I have been reading about the proposed Theodore Roosevelt Library in Dickinson for a little over one year.  I have a lot of complaints about Dickinson, which I continually write about in this blog.  I didn’t ever write about the planning of the Theodore Roosevelt Library in Dickinson until this week, because I didn’t care one way or the other.  I wondered why they wanted to have this in Dickinson, but I didn’t think that it would do any harm either by having it here.

I was aware that people in Dickinson had put a lot of work into this, and I was shocked that this got snatched away so easily by a coup or mutiny in the Theodore Roosevelt Presidential Library Foundation, aided and abetted by Governor Doug Burgum.

I complain and complain about Dickinson, but this Theodore Roosevelt Library would have helped Dickinson greatly.  Dickinson State University would have benefited enormously from the good publicity and positive feeling about the Library, which would have resulted in higher enrollment, increased endowment, more activities on campus, more visitors on campus, and more respectability for DSU.

The Library would have resulted in more employment opportunities for undergraduate and graduate DSU students related to their academic field here at the Library in Dickinson.  The Library would have attracted scholars and historians from elsewhere in the United States and around the World to travel to and stay in Dickinson.
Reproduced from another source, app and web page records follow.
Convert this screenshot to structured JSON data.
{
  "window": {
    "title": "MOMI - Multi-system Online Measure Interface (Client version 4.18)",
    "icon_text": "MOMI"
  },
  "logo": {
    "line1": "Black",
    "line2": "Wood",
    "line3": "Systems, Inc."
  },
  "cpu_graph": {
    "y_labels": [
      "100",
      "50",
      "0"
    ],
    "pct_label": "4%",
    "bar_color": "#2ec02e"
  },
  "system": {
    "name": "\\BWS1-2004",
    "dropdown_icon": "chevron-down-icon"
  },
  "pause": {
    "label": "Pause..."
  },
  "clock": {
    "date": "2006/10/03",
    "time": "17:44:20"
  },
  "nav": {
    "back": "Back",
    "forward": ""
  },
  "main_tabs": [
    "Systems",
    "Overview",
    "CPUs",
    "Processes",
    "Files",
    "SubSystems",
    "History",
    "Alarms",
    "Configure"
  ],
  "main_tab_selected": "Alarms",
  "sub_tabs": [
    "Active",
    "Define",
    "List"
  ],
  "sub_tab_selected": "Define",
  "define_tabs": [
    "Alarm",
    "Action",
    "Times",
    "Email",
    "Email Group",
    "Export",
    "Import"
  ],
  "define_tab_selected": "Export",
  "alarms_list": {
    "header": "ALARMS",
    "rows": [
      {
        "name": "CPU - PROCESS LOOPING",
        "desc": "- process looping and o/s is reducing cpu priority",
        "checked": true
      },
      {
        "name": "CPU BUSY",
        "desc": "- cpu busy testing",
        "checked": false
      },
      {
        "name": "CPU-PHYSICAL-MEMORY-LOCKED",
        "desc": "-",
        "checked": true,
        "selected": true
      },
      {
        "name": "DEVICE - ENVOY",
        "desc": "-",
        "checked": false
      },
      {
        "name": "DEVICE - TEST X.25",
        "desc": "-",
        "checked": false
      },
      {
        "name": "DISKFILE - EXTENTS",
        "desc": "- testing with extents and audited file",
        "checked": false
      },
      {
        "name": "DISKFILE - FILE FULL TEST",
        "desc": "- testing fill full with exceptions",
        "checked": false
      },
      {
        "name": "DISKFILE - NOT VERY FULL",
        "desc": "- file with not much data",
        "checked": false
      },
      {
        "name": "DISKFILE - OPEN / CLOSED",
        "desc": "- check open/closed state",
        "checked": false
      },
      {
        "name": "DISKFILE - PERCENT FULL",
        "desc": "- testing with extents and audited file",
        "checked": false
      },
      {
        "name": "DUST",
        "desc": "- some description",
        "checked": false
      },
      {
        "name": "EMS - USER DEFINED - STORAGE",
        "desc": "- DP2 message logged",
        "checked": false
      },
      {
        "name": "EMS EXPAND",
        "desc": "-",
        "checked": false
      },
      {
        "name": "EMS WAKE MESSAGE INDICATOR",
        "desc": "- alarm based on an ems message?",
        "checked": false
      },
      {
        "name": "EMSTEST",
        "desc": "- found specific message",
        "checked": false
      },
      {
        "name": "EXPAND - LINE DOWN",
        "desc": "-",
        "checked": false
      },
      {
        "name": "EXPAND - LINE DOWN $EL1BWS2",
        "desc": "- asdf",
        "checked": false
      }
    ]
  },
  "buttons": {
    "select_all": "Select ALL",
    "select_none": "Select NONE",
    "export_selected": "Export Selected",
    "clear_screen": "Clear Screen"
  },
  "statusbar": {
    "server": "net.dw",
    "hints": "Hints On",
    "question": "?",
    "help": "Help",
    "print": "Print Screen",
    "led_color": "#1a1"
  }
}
Dickinson would have benefited from higher student enrollment, visiting scholars, employment for students, employment for Library staff and administrators, increased tourism, and increased endowment and importance of Dickinson State University.

This taking away of the Theodore Roosevelt Library will hurt Dickinson, but I don’t think that the hijackers know or realize what they have done.  In my previous blog post, I explained that the town of Medora, the new proposed location for the Library and Museum, has a population of less than 200 people, and the town shuts down in the Winter.

There is no readily available land or suitable location for the Library and Museum in Medora, as the town is only 0.38 square miles, and is bordered by the Theodore Roosevelt National Park.  It appears as though the Theodore Roosevelt Presidential Library Foundation has the expectation that the Federal Government, the National Park Service, will just automatically provide land in the National Park for the Library and Museum, and pay for it, as the cost projections are now being publicized in national newspapers as $150 million.

The appropriation of Federal Land inside the National Park, and Federal Funding, will require acts of Congress.  This process could now postpone the construction of the Theodore Roosevelt Presidential Library and Museum for years and years.

Leave a Reply

Fill in your details below or click an icon to log in:

WordPress.com Logo

You are commenting using your WordPress.com account. Log Out /  Change )

Facebook photo

You are commenting using your Facebook account. Log Out /  Change )

Connecting to %s